(App and web page records)
====
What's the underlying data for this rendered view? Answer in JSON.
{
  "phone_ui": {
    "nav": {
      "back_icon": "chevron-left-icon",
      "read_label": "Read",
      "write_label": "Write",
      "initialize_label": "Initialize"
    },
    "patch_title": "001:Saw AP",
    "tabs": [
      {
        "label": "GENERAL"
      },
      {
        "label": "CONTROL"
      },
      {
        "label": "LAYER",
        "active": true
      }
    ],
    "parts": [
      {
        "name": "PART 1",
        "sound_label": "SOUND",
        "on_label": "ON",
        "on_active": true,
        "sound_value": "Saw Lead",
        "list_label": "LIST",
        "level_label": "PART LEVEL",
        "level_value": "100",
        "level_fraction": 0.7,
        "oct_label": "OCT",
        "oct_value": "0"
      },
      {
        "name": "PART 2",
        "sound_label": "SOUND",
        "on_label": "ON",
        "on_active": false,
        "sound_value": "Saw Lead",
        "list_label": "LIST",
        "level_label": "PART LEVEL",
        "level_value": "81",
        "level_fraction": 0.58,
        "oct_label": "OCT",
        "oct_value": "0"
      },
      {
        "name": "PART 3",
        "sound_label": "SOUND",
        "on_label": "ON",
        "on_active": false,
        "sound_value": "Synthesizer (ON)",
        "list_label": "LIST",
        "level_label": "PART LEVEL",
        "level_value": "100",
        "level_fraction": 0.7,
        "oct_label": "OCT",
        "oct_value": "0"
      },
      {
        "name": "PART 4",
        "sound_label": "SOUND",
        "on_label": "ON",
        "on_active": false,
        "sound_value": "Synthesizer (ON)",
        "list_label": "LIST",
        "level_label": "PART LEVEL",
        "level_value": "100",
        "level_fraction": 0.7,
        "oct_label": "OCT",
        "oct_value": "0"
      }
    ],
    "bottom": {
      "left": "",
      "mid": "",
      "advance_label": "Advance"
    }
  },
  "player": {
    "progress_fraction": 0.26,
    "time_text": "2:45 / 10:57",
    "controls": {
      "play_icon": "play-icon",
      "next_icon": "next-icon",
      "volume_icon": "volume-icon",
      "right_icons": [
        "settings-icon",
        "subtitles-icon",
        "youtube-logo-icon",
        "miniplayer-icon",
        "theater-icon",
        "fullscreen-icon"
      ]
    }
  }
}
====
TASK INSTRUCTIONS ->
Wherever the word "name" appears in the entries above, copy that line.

RESPONSE TO THIS TASK ->
        "name": "PART 1",
        "name": "PART 2",
        "name": "PART 3",
        "name": "PART 4",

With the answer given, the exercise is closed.